Social Influences (Social Proof)
Depending on the context of a situation, we often observe others first and listen to their opinions before we before we behave freely as a shortcut to help us learn acceptable behavior within a group. Groups may have a written curriculum or a formally written set of beliefs and practices. But they might not tell you anything about the unwritten rules and beliefs in a group – those informal, unspoken and just somehow understood rules. This is called the hidden curriculum. And as a general rule, we human beings tend to go with the flow.

What makes it worse?

Some factors can enhance the likelihood that a person will mirror a group. No Ease of Exit, Unanimous Compliance,  Modeling by Notable Persons, and Ambiguity.

No Ease of Exit. Philip Zimbardo talks about how situations from which you cannot easily remove or excuse yourself has a significant effect on whether or not you will mirror the behavior of a group. In Christian churches, you are not held captive or prevented from leaving a sanctuary in the middle of a service, but to do so would draw attention to yourself, and those around you would likely be displeased. Most people will try to just go through the motions to conform with the group (as the Asch Experiment demonstrates). Behavioral compliance like this has a subtle but powerful influence because it 'greases the wheels,; and you have a higher likelihood of complying with subsequent requests. Gradually over time, the nature of seemingly insignificant requests escalate without notice. This weapon of influence plays a major factor in many domestic abuse situations. (No one joins a cult. No one knowingly marries an abuser.)

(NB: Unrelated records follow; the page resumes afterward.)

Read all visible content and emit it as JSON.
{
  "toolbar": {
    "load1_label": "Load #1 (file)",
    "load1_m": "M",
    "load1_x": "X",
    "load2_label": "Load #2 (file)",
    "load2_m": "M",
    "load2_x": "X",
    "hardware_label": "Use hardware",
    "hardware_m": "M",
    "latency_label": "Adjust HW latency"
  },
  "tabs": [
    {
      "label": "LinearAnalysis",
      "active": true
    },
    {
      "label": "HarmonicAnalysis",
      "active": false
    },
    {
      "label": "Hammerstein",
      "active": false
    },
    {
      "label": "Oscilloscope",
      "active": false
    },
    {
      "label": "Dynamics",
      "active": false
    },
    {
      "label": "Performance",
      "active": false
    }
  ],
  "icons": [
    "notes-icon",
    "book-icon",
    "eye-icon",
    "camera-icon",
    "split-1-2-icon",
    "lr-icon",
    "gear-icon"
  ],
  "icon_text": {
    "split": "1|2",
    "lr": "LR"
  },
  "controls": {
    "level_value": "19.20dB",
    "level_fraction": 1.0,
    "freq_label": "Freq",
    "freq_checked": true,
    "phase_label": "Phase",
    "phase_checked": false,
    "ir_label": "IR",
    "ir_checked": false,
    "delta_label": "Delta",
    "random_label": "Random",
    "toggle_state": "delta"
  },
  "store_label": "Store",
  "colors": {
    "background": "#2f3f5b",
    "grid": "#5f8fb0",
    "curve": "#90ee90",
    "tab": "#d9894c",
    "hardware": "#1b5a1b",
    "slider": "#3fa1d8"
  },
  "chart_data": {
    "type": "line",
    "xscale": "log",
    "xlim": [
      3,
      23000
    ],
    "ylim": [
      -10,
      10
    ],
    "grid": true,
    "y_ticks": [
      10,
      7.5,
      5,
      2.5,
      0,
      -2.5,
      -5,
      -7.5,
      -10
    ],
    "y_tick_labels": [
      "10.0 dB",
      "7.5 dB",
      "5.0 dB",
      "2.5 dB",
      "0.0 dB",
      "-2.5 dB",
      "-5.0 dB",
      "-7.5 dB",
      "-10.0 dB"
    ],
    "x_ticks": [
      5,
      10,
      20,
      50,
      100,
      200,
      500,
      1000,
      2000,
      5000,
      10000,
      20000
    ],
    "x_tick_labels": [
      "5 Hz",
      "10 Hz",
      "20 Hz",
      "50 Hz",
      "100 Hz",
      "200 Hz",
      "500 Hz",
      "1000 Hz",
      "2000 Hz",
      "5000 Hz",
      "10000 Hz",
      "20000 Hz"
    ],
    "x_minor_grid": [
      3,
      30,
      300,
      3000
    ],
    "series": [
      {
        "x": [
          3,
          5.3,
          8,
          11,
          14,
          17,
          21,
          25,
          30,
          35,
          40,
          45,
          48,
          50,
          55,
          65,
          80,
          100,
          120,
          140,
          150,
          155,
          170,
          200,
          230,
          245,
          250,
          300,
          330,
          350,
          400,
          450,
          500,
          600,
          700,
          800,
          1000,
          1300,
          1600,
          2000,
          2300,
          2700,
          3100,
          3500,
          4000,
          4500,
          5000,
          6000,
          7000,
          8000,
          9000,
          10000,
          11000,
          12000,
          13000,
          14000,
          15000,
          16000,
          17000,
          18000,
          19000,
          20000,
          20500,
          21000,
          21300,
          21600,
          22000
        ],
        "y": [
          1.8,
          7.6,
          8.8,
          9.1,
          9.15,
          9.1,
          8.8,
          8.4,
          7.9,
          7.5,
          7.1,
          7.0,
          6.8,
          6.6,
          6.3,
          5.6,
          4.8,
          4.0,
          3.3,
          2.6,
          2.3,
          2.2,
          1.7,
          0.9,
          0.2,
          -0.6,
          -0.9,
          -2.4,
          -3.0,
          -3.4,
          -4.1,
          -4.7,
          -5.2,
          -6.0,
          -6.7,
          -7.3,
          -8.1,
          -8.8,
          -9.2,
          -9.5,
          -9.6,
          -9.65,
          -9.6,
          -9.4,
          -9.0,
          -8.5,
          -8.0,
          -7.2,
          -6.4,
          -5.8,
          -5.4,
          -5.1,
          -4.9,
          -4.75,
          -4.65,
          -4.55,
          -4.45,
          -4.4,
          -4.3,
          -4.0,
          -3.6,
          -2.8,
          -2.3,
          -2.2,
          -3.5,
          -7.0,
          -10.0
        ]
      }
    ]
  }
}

Unanimous Compliance. When in a group setting when all others follow the hidden curriculum, that behavioral 'procedure' essentially equalizes behavioral standards. Couple this with a situation that is hard to exit, and non-conformity becomes very difficult.

Modeling by Notable Persons. As we noted in a previous post, people who are famous or are seen as experts or authorities seem to carry more influence with others. They're seen as successful and accomplished in an area unrelated to their work, yet without any real cause, we infer that they are specially qualified to recommend a product or a practice. It's like the behavioral version of physical attractiveness heightening likability.

The informal logical fallacy of the Appeal to Authority overlaps here a bit, too – when something is believed to be true because an authority believes it or asserts it. Group leaders may also model behavior that they find acceptable and wish to encourage among followers. (I just thought of CJ Mahaney's wife saying that she preferred to have her countertops completely clear including things like the coffee pot. It became vogue among women at Covenant Life Church/Sovereign Grace Ministries for wives in the church to do likewise.) Follow the leader.

People will also be more compliant with someone who has an authoritarian style and tends to find their way into situations where they direct others' activities. Command presence, personal power, and confidence help bolster this effect. Compliance with authority stands alone as an influence, but make note of it here because it intensifies social proof.

Ambiguity. When we are a bit off balance and are unsure of what to do or what outcomes to expect, we become more vulnerable to social pressures. If we relocate and start a new job in a new place, social pressures have more of a punch. Many elements of life become much more ambiguous after such major life changes. We only have so much energy, and we cannot be vigilant about everything all the time. We will go along with the crowd, just because of decision-making fatigue.

There are also some personalities and people who have a very low tolerance for ambiguity. There are many things in life that are not sure, and this type of stress intensifies the amount of influence that the actions of others have with us. High demand groups reduce and simplify the complexities of life into a landscape of black and white, providing a sure answer to every question and a solution to every problem.

More to come on more cognitive biases
in which liking and social proof play a role.

For Further Reading: